• Work item:
Restate the following records word for word without images.
__________
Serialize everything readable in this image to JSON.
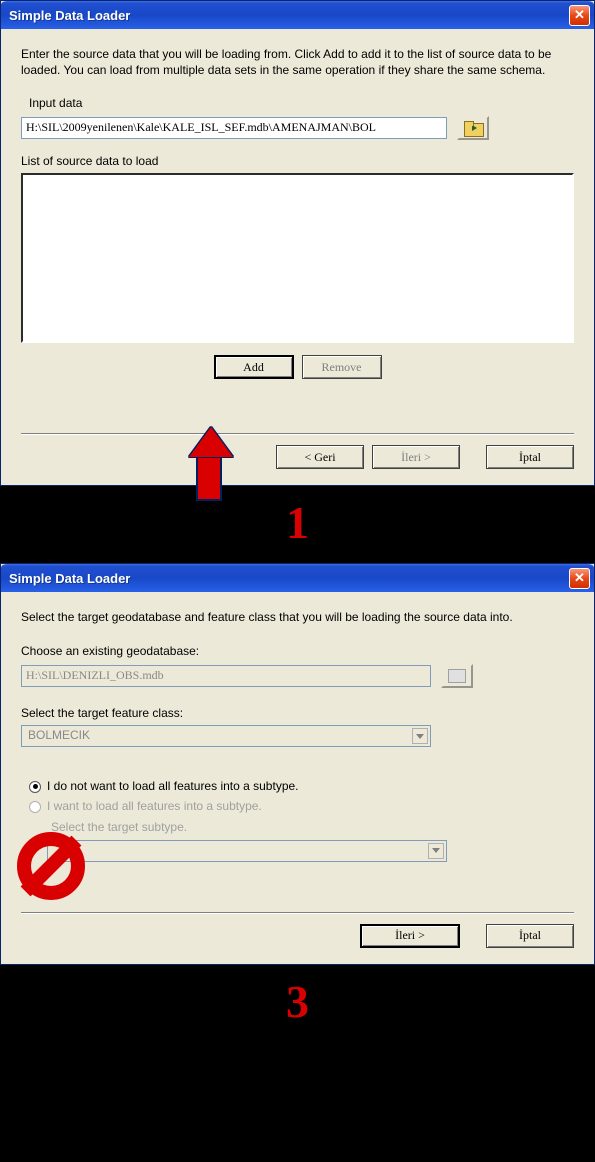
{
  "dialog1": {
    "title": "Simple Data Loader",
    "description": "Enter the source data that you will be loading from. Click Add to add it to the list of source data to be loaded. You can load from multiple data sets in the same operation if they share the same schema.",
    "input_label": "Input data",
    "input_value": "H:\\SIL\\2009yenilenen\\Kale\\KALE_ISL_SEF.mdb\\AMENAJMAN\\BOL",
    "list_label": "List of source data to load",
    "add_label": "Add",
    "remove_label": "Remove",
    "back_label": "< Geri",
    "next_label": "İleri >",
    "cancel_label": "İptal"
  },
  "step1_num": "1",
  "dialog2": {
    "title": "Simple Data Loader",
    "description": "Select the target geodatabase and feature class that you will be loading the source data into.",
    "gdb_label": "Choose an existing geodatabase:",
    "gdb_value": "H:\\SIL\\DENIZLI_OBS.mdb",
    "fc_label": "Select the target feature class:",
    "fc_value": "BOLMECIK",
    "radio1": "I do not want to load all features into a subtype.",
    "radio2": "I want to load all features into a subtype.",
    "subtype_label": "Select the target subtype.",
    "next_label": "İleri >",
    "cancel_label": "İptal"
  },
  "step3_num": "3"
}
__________
• Answer to this exercise:
Serialize everything readable in this image to JSON.
{
  "dialog1": {
    "title": "Simple Data Loader",
    "description": "Enter the source data that you will be loading from. Click Add to add it to the list of source data to be loaded. You can load from multiple data sets in the same operation if they share the same schema.",
    "input_label": "Input data",
    "input_value": "H:\\SIL\\2009yenilenen\\Kale\\KALE_ISL_SEF.mdb\\AMENAJMAN\\BOL",
    "list_label": "List of source data to load",
    "add_label": "Add",
    "remove_label": "Remove",
    "back_label": "< Geri",
    "next_label": "İleri >",
    "cancel_label": "İptal"
  },
  "step1_num": "1",
  "dialog2": {
    "title": "Simple Data Loader",
    "description": "Select the target geodatabase and feature class that you will be loading the source data into.",
    "gdb_label": "Choose an existing geodatabase:",
    "gdb_value": "H:\\SIL\\DENIZLI_OBS.mdb",
    "fc_label": "Select the target feature class:",
    "fc_value": "BOLMECIK",
    "radio1": "I do not want to load all features into a subtype.",
    "radio2": "I want to load all features into a subtype.",
    "subtype_label": "Select the target subtype.",
    "next_label": "İleri >",
    "cancel_label": "İptal"
  },
  "step3_num": "3"
}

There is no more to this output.